Biosurfactants are microbial metabolites.
These molecules have both a water-loving hydrophilic part, which is often a sugar or peptide, and an oil-loving hydrophobic tail.
Like synthetic or conventional surfactants, they reduce the surface tension of liquids.
Biosurfactants also easily accumulate at the interface of different phases and reduce interfacial tension.
Synthetic surfactants are made from petrochemical precursors that are finite. Thus a most attractive aspect of biosurfactants is that they can be made sustainably from plant-based materials, which serve as food for the biosurfactant-producing microbes.
Biosurfactants also have low toxicity, especially to aquatic species, and good biodegradability.
These characteristics make biosurfactants a truly green class of molecules fit to serve our 21st century, of increasing global environmental consciousness.
Function & Performance
Stemming largely from their tension-altering properties, biosurfactants have diverse industrial and commercial uses. These include as agents in enhanced oil recovery (EOR), flotation processes, detergent formulations, bioremediation, germicides, and cosmetic and medical compositions.

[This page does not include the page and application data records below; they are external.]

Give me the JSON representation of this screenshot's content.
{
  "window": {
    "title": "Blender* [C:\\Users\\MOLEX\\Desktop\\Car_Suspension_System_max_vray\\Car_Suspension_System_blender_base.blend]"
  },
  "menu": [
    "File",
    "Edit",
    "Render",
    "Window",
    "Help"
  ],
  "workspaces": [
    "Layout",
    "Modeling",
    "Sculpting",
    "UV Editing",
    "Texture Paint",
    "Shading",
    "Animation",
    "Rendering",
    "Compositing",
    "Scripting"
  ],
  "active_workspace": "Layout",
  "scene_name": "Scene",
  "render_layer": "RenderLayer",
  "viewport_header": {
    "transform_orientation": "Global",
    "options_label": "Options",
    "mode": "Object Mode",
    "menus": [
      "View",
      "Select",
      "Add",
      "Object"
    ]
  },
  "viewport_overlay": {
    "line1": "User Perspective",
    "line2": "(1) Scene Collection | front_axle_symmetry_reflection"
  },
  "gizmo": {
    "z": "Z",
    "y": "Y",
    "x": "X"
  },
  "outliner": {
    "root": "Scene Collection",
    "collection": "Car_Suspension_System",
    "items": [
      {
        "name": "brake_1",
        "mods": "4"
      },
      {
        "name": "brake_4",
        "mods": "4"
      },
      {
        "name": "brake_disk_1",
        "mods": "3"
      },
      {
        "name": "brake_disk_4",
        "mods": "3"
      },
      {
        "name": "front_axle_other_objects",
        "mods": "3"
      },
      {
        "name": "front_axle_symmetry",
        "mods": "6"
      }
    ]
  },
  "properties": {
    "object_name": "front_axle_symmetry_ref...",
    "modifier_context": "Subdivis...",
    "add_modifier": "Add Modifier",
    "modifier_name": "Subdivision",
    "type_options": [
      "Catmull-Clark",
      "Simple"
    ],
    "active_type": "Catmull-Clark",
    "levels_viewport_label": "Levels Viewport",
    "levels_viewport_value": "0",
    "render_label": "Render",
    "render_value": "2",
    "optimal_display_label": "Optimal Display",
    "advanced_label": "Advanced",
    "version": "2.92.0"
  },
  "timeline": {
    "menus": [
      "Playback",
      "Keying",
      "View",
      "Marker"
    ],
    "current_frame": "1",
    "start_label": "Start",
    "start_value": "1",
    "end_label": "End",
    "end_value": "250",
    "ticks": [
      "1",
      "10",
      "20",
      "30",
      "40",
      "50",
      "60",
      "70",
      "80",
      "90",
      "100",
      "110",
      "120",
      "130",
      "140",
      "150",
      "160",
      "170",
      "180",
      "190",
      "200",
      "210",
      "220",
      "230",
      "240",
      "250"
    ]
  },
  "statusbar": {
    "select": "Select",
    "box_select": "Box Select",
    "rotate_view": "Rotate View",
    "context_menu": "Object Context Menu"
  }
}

Biosurfactants show comparable performance as many types synthetic surfactants. Sometimes they show superior performance, depending on application.